top of page

How to Treat Mistakes in Math

Updated: Jul 8

Mistakes are not nice - at first sight, at least. They mess up results and stuff in general. Sometimes they are big and they're easy to spot. Other times, they're so small, it's just annoying to try look for them - so how about moving on? Hmm... not a good idea. Definitely, not in math.

I suspect lots of people don't like math because it is merciless. You make a little mistake - boom! your whole work goes down the drain. All that calculation and the function graph still doesn't look right - probably because you messed up a sign, plus instead of minus. Or it said "find total" and you did subtraction. Blast. And that's just the theoretical part. What about the practical stuff?

You may have spent an hour to figure out how to cut the wood for the fence (yep, you have a complex fence structure) - and after you cut and start assembling, you realize it's not enough: you made one or two mistakes. Now, that's annoying, to say the least: more money, more time, more figuring out. Sucks. These days though, when computers help us with everything, maybe you find an app to calculate all that wood. That's nice. Still, you realize that instead of taking only two trips to the store to get the wood, you did four - just because you didn't optimize the spacing in the car. Oh well. Yeah, it adds up to that lost time and some gas. A little bit here, a little bit there. What are credit cards for? By the way, do you understand the concept of "interest"?

So yes, math is part of life and there is no way we can avoid it. We'd better embrace it, try figure out how to go about it and hopefully it will help us advance instead of coming back to bite us (which it always does, haha!)

I've made mistakes. Tons! No, I don't like them. And of course I don't like having done them!
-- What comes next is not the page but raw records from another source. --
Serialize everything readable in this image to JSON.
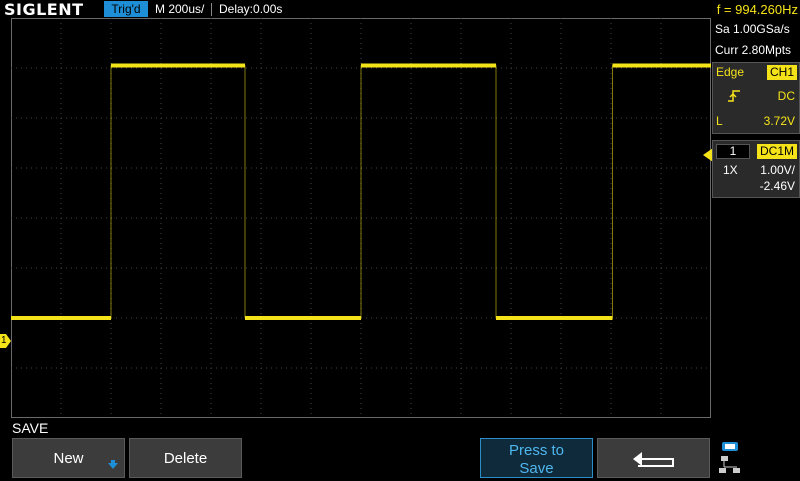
{
  "header": {
    "brand": "SIGLENT",
    "trig_status": "Trig'd",
    "timebase": "M 200us/",
    "delay": "Delay:0.00s",
    "frequency": "f = 994.260Hz"
  },
  "acquisition": {
    "sample_rate": "Sa 1.00GSa/s",
    "memory_depth": "Curr 2.80Mpts"
  },
  "trigger": {
    "type": "Edge",
    "source": "CH1",
    "coupling": "DC",
    "level_label": "L",
    "level": "3.72V"
  },
  "channel1": {
    "number": "1",
    "coupling": "DC1M",
    "probe": "1X",
    "scale": "1.00V/",
    "offset": "-2.46V",
    "ground_marker": "1"
  },
  "menu": {
    "title": "SAVE",
    "softkeys": [
      {
        "label": "New"
      },
      {
        "label": "Delete"
      },
      {
        "label": "Press to"
      },
      {
        "label": "Save"
      }
    ]
  },
  "colors": {
    "channel1": "#f5e31a",
    "accent": "#1e8fd6"
  },
  "chart_data": {
    "type": "line",
    "x_divisions": 14,
    "y_divisions": 8,
    "series": [
      {
        "x_div": [
          0.0,
          2.0,
          2.0,
          4.68,
          4.68,
          7.0,
          7.0,
          9.7,
          9.7,
          12.03,
          12.03,
          14.0
        ],
        "y_div": [
          -2.0,
          -2.0,
          3.05,
          3.05,
          -2.0,
          -2.0,
          3.05,
          3.05,
          -2.0,
          -2.0,
          3.05,
          3.05
        ]
      }
    ]
  }
}
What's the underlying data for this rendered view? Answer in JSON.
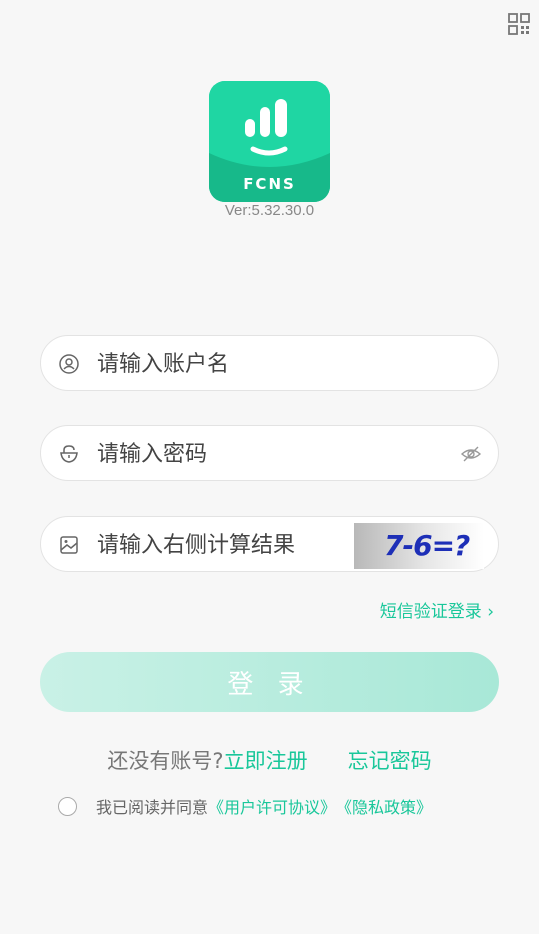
{
  "header": {
    "qr_icon": "qr-code-icon"
  },
  "app": {
    "logo_text": "FCNS",
    "version": "Ver:5.32.30.0",
    "brand_color": "#1ED39F"
  },
  "form": {
    "username": {
      "placeholder": "请输入账户名",
      "icon": "user-icon"
    },
    "password": {
      "placeholder": "请输入密码",
      "icon": "lock-icon",
      "toggle_icon": "eye-hidden-icon"
    },
    "captcha": {
      "placeholder": "请输入右侧计算结果",
      "icon": "image-icon",
      "challenge": "7-6=?"
    }
  },
  "sms_login": "短信验证登录 ›",
  "login_button": "登 录",
  "register": {
    "prompt": "还没有账号?",
    "register_link": "立即注册",
    "forgot_link": "忘记密码"
  },
  "agreement": {
    "prefix": "我已阅读并同意",
    "user_agreement": "《用户许可协议》",
    "privacy_policy": "《隐私政策》"
  },
  "accent_color": "#19C79A"
}
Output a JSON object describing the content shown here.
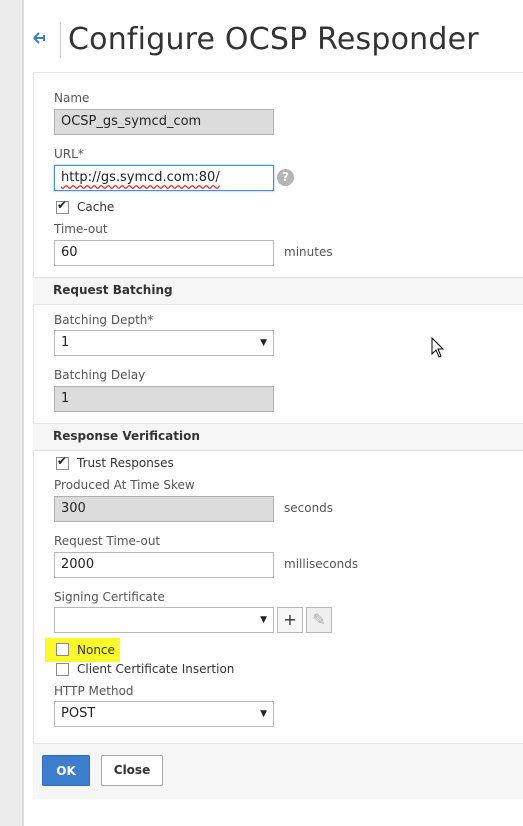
{
  "header": {
    "title": "Configure OCSP Responder",
    "back_icon": "back-arrow-icon"
  },
  "form": {
    "name_label": "Name",
    "name_value": "OCSP_gs_symcd_com",
    "url_label": "URL*",
    "url_value": "http://gs.symcd.com:80/",
    "help_glyph": "?",
    "cache_label": "Cache",
    "cache_checked": true,
    "timeout_label": "Time-out",
    "timeout_value": "60",
    "timeout_unit": "minutes"
  },
  "request_batching": {
    "heading": "Request Batching",
    "depth_label": "Batching Depth*",
    "depth_value": "1",
    "delay_label": "Batching Delay",
    "delay_value": "1"
  },
  "response_verification": {
    "heading": "Response Verification",
    "trust_label": "Trust Responses",
    "trust_checked": true,
    "skew_label": "Produced At Time Skew",
    "skew_value": "300",
    "skew_unit": "seconds",
    "req_timeout_label": "Request Time-out",
    "req_timeout_value": "2000",
    "req_timeout_unit": "milliseconds",
    "signing_label": "Signing Certificate",
    "signing_value": "",
    "add_glyph": "+",
    "edit_glyph": "✎",
    "nonce_label": "Nonce",
    "nonce_checked": false,
    "client_cert_label": "Client Certificate Insertion",
    "client_cert_checked": false,
    "http_method_label": "HTTP Method",
    "http_method_value": "POST"
  },
  "footer": {
    "ok_label": "OK",
    "close_label": "Close"
  },
  "colors": {
    "accent": "#3d7fce",
    "highlight": "#f8f82b"
  }
}
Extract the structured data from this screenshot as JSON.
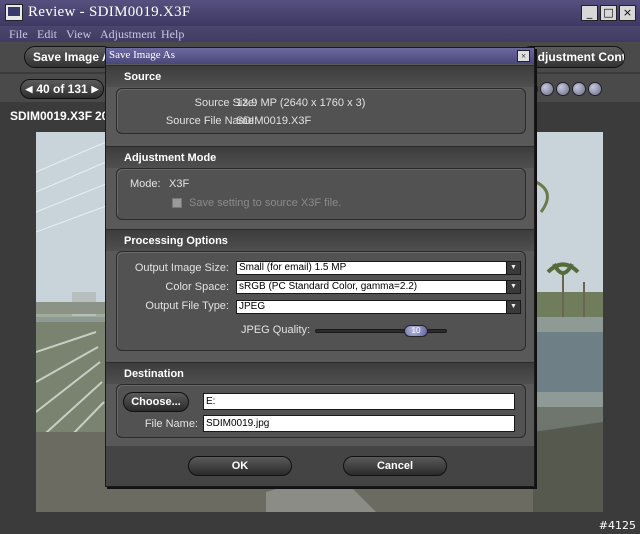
{
  "window": {
    "title": "Review - SDIM0019.X3F",
    "controls": {
      "minimize": "_",
      "maximize": "□",
      "close": "×"
    }
  },
  "menu": [
    "File",
    "Edit",
    "View",
    "Adjustment",
    "Help"
  ],
  "toolbar": {
    "save_image_label": "Save Image A",
    "adjustment_controls_label": "Adjustment Controls"
  },
  "nav": {
    "counter": "40 of 131"
  },
  "filebar": {
    "filename": "SDIM0019.X3F",
    "extra": "20"
  },
  "footer": {
    "id": "#4125"
  },
  "dialog": {
    "title": "Save Image As",
    "close": "×",
    "source": {
      "header": "Source",
      "size_label": "Source Size:",
      "size_value": "13.9 MP (2640 x 1760 x 3)",
      "filename_label": "Source File Name:",
      "filename_value": "SDIM0019.X3F"
    },
    "adjustment": {
      "header": "Adjustment Mode",
      "mode_label": "Mode:",
      "mode_value": "X3F",
      "save_setting_label": "Save setting to source X3F file."
    },
    "processing": {
      "header": "Processing Options",
      "output_size_label": "Output Image Size:",
      "output_size_value": "Small (for email) 1.5 MP",
      "color_space_label": "Color Space:",
      "color_space_value": "sRGB (PC Standard Color, gamma=2.2)",
      "file_type_label": "Output File Type:",
      "file_type_value": "JPEG",
      "jpeg_quality_label": "JPEG Quality:",
      "jpeg_quality_value": "10"
    },
    "destination": {
      "header": "Destination",
      "choose_label": "Choose...",
      "path_value": "E:",
      "filename_label": "File Name:",
      "filename_value": "SDIM0019.jpg"
    },
    "ok_label": "OK",
    "cancel_label": "Cancel"
  }
}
There were times when I've cringed at my negligence or my shallowness. Ah well. I could sit and cry about it, or I could go search for the problem, find it and deal with it. I've decided earlier on to take the latter approach. My tip to go about mistakes then is this: be courageous, thorough and organized in everything you do. It pays off. When you register all the steps, it's easier to go back the trail and find where the problem is. Sometimes, there are more mistakes than one, so you might need to start at the beginning and reconstruct the whole thing - provided, of course, that you actually know all the drills.

That brings me to when it's good to make mistakes. Early. As early as possible in life. We are wired to make connections between cause and effect. Mom says "don't touch that stove, it's hot" - well, you'll get burned if you don't listen and next time you'll refrain from touching a hot stove. Teacher says "you need to learn the multiplication table by heart" - as soon as you get to simplifying fractions, you won't know what to divide by because you'll have to search hard in your non-existent data base. Never mind that high-school math will be a complete mystery and, upon graduation, you'll only be able to enroll in social studies for university. Who will ever know you have the brain of an engineer?

Mistakes may not be nice, but each one of them is a little great lesson. They play their role in shaping us into our better selves. Do them if you can't avoid it, and then acknowledge them, fix them, learn what there is to learn and move on. Don't let your stuff unsolved - it's also a good idea not to let others solve your stuff because you don't want to deal with the consequences. Clean up after yourself - and be thorough about it.

Bottom line - dig into math. Early! You make mistakes? So what? Keep going - you'll get it, you have a good brain. Is it tedious? You bet. Nothing that is worth it in life is actually easy - but again, does it pay off! Math is one of those harsh friends who never leave you when the going gets tough. And if you need some help, let me know. I certainly don't have all the answers but we can try figure out stuff together while making (healthy!) mistakes. Oh, and we laugh about it! Seriously.

1 Comment

Jun 21, 2023

good post!

bottom of page